158 Resilience Skills: Taking Care of Yourself Tending to your own needs and feelings, both physically and emotionallyParticipating in hobbies you enjoy; exercising regularlyGetting plenty of sleep; eating a well-balanced diet
159 Resilience Skills: Accepting and Anticipating Change Being flexible: change and uncertainty are part of lifeTrying not to be so rigid that even minor changes upset you or that you become anxious in the face of uncertaintyExpecting changes to occur makes it easier to adapt to them, tolerate them, and even welcome them
160 Resilience Skills: Working Toward Goals Doing something every day that gives you a sense of accomplishmentRecognizing that even small, everyday goals are importantHaving goals which help direct you toward the future
161 Resilience Skills: Taking Action Figuring out what needs to be doneMaking a plan to do itTaking action to resolve your problemsWishing problems away, or ignoring them, does no good
162 Resilience Skills: Learning New Things About Yourself Looking back on past experiences and thinking about how you’ve changed as a resultRecognizing that you may be stronger than you thoughtExploring new interests, such as taking a cooking class or visiting a museum
163 Resilience Skills: Thinking Better of Yourself Congratulating yourself for enduring hard times, loss or stressBeing proud of yourselfTrusting yourself to solve problems and make sound decisionsThinking positive thoughts about yourselfNurturing your self-confidence and self-esteem so that you feel you’re a strong, capable and self-reliant person
164 Resilience Skills: Maintaining Perspective Recognizing that perspective is not about comparing yourself to othersComparing yourself to someone who may be worse off may only make you feel worse or feel guiltyPerspective is about looking at your situation in the larger context of your own life, and the worldIt is about keeping a long-term perspective and knowing that your situation can improve if you actively work to make it better
165 A Brief Bibliography on Recovery/Resiliency Anthony, William.

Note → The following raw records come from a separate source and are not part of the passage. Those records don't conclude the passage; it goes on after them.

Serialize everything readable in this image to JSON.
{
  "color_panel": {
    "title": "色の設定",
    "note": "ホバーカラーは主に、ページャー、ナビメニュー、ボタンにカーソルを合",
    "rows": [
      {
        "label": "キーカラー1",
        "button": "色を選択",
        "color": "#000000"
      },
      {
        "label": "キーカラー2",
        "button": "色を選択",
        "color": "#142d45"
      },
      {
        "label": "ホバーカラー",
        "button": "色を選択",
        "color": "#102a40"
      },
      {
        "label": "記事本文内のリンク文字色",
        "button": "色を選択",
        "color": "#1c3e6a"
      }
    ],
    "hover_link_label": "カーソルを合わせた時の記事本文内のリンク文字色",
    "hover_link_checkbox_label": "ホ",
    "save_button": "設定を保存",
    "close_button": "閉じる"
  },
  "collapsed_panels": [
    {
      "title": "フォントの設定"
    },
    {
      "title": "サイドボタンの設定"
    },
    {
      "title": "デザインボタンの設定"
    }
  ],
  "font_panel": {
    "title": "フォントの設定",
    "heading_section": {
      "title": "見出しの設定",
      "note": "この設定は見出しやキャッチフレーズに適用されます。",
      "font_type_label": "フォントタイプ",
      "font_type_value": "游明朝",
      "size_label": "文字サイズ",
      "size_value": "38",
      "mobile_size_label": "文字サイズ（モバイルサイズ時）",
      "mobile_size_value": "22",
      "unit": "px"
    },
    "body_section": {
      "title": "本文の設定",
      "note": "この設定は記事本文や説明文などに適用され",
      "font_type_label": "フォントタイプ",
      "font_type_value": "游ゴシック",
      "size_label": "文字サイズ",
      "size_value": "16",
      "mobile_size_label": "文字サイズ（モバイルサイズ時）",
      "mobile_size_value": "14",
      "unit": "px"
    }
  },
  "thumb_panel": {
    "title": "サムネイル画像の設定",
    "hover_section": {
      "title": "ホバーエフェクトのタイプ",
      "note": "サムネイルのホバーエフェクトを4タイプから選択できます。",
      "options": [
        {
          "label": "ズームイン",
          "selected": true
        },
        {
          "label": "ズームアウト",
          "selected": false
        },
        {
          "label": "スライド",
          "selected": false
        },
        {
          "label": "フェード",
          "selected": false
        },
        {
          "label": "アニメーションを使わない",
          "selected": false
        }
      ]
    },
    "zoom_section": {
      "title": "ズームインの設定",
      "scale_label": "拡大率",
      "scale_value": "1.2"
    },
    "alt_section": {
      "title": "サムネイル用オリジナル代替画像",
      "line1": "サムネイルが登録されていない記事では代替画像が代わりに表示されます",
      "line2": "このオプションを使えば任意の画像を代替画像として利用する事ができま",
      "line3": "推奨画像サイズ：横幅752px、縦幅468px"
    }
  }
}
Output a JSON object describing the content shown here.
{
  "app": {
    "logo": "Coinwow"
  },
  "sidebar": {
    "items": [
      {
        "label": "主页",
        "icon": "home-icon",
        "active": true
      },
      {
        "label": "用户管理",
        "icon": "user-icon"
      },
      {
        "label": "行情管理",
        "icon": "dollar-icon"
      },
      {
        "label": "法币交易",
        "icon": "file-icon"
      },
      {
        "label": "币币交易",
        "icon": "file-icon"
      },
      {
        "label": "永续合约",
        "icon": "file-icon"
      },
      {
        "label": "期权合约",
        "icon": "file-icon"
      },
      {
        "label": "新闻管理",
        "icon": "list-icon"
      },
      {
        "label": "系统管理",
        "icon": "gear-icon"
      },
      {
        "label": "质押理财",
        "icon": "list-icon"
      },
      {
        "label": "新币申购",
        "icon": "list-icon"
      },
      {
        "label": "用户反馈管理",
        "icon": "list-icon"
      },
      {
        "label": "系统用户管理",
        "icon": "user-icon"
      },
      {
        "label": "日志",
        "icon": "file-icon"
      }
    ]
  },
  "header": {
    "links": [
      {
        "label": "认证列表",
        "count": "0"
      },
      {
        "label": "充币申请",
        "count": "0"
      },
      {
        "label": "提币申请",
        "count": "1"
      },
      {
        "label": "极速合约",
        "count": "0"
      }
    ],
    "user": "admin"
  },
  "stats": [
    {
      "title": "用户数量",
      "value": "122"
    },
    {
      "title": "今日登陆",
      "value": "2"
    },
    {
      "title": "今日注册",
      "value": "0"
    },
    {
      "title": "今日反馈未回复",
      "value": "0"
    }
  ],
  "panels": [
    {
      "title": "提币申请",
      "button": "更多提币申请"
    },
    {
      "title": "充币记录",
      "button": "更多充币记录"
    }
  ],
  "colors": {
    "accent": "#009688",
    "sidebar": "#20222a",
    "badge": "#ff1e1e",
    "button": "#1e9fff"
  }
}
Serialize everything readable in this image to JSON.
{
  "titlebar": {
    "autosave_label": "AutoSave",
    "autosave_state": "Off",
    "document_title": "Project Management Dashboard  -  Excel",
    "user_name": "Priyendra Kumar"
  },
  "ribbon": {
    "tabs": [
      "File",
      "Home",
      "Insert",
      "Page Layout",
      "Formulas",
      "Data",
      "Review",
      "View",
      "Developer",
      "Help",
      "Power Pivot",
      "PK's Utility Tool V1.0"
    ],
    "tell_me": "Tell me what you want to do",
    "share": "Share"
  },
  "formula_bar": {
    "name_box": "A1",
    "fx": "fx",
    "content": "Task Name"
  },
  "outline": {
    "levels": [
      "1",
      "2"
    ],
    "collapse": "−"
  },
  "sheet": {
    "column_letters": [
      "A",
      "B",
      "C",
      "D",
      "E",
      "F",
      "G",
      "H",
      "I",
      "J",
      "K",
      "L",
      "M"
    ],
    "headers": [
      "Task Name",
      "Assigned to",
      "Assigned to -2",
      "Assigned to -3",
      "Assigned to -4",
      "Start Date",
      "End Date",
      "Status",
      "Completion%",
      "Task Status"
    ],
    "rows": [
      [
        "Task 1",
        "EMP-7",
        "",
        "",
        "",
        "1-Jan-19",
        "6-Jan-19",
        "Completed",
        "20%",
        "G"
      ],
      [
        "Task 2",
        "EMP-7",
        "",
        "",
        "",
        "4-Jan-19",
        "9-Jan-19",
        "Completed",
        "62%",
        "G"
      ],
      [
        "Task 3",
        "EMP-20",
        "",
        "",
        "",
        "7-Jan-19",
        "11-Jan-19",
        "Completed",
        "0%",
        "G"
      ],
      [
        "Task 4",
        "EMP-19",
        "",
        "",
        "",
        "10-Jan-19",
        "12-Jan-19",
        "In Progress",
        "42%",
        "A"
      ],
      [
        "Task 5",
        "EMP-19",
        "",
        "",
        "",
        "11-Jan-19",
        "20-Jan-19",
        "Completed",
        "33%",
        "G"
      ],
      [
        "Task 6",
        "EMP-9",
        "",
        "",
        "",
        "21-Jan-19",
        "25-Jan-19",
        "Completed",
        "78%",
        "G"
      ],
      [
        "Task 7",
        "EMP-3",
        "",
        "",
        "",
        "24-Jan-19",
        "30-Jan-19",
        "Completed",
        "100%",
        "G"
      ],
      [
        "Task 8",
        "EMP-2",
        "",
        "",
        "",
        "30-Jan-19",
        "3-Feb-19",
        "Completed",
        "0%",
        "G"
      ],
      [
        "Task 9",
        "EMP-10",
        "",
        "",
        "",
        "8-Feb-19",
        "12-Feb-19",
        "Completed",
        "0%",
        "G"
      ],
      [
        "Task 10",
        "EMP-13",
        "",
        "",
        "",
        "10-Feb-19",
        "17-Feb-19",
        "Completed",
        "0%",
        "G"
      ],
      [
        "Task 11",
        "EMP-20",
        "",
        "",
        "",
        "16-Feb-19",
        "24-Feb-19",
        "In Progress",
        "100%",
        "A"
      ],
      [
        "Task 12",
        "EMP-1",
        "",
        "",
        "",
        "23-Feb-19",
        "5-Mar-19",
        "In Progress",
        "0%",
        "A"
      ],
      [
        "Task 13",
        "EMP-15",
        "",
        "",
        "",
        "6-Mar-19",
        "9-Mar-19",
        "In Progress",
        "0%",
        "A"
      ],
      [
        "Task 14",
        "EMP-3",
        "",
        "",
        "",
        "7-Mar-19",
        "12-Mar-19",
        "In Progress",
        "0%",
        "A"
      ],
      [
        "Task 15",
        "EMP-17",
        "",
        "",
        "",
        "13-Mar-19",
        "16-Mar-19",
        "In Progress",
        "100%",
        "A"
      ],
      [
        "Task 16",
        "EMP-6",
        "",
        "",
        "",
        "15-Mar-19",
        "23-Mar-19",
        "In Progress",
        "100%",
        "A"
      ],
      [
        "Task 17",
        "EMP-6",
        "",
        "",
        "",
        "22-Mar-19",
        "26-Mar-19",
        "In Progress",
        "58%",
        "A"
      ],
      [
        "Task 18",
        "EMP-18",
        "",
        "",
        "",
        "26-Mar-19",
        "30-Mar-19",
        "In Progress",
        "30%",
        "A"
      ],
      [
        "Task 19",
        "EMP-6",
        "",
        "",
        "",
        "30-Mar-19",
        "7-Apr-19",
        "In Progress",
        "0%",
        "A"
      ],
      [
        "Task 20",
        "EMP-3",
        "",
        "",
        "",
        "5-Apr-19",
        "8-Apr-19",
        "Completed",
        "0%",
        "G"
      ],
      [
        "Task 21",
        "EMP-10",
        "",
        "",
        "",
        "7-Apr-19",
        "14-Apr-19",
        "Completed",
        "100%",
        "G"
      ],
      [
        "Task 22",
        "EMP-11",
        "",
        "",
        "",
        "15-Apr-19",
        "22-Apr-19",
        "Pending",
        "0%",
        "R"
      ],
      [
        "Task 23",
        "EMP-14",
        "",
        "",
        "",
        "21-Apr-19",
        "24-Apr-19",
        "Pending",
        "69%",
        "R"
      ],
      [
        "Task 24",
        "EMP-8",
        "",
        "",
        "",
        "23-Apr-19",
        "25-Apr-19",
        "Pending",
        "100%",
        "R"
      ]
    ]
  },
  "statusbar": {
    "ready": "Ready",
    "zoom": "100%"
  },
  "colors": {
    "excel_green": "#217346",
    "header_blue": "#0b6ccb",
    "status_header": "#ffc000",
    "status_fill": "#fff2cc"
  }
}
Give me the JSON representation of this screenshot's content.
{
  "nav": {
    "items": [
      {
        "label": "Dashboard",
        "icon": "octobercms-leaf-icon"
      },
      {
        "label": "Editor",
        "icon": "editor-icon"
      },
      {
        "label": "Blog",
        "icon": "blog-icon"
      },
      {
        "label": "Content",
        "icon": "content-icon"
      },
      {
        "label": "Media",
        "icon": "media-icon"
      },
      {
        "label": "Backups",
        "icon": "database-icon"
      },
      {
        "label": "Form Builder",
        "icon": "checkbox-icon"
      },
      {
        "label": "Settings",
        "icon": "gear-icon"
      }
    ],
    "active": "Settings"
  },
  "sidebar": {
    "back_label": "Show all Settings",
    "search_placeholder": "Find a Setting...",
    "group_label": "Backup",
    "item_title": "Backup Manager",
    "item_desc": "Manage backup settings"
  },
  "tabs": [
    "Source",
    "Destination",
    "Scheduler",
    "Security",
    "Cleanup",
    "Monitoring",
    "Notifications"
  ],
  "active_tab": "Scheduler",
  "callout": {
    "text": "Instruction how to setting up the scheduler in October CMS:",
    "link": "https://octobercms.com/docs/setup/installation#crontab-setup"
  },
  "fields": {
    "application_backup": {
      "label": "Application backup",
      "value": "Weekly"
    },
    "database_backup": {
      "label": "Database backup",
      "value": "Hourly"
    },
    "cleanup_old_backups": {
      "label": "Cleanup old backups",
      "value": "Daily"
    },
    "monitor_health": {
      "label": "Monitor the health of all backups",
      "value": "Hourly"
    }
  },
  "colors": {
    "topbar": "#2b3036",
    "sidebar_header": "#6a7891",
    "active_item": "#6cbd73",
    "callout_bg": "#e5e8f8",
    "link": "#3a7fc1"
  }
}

A Recovery-Oriented Service System: Setting Some System Level Standards. Psychiatric Rehabilitation Journal, Vol. 24, No. 2. (2000).National Consensus Statement on Mental Health Recovery. U.S. Department of Health & Human Services. Substance Abuse & Mental Health Services Administration. Center for Mental Health ServicesNew Freedom Commission on Mental Health, Achieving the Promise: Transforming Mental Health Care in America. Final Report. (2003)
167 4 Ways of Delivering CS: Quick Review Person Receiving:CS-Individual: An individual staff member will work with you.CS-Group: One or two staff members work with you and other consumers together.CS-Team: A team of staff members will work with youCS-Residential: You’ll receive service in a residential setting from several staff membersFactors common to all four ways:ALL work toward mutually agreed upon rehabilitative, resilience-oriented, and recovery-focused goals.A minimum of 60% of all CS services must be delivered in natural settings.CS occurs at locations that reasonably accommodate the person’s needs,and at hours that do not interfere with work, educational, and other community activities.
168 A Brief C.S. Bibliography Center for Psychiatric Rehabilitation, Sargent College of Health and Rehabilitation Sciences. Boston University: Recovery from Serious Mental Illness.Farkas & Anthony (Eds.). Psychiatric rehabilitation programs: Putting theory into practice. Baltimore, MD: Johns Hopkins University PressThe President’s New Freedom Commission: Goals and Recommendations for a Transformed Mental Health System.available at:Rapp. The strengths model. NY: Oxford U. Press, 1998Rapp and Gosha: The Principles of Effective Case Management; Psychiatric Rehabilitation Journal, Spring 2004—Volume 27, Number 4
169 EVIDENCE-BASED ACT WEB SITE SAMSHA' National Mental Health Information CenterEvidence-Based Practices: Shaping Mental Health Services Toward Recovery